(Exercise input Opens)

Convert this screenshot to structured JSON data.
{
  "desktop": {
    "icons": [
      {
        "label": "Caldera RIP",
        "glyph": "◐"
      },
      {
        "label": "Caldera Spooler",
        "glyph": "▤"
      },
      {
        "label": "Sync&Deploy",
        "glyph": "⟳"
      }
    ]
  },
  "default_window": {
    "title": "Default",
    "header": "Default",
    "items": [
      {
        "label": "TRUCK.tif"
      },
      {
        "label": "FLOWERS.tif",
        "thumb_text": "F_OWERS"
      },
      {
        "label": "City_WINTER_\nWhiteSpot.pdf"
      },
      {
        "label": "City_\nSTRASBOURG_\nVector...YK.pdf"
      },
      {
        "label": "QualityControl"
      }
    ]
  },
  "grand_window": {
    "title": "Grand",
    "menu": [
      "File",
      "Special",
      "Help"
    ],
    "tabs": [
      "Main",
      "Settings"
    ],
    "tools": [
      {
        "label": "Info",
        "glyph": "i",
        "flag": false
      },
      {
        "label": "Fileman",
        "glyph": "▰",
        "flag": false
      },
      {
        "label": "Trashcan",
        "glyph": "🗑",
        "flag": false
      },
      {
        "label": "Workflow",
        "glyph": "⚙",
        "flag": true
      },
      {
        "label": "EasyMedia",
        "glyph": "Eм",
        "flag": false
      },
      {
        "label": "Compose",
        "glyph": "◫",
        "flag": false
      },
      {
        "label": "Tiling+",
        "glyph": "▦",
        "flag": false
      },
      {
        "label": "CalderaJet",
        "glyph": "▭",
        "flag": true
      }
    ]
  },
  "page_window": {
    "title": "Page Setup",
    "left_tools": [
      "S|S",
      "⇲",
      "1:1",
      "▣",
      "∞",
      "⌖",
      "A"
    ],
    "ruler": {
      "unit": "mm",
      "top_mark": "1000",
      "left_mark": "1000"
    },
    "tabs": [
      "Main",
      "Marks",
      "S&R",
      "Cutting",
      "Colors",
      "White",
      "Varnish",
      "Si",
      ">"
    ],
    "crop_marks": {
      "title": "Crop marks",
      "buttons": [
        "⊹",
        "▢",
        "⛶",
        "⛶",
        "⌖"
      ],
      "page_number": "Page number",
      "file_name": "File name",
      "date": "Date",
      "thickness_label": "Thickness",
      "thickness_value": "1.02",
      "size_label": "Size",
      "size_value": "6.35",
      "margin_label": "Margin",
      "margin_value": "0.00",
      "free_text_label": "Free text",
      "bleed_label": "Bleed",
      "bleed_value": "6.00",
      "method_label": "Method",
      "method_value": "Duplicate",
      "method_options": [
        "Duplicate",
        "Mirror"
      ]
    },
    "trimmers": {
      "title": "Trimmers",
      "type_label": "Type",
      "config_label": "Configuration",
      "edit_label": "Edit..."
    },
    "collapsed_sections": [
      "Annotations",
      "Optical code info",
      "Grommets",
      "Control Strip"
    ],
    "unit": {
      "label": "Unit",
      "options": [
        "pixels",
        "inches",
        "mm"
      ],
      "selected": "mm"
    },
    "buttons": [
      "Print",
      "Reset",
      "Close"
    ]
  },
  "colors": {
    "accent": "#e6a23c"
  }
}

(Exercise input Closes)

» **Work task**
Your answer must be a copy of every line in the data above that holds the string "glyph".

» **Completed exercise**
        "glyph": "◐"
        "glyph": "▤"
        "glyph": "⟳"
        "glyph": "i",
        "glyph": "▰",
        "glyph": "🗑",
        "glyph": "⚙",
        "glyph": "Eм",
        "glyph": "◫",
        "glyph": "▦",
        "glyph": "▭",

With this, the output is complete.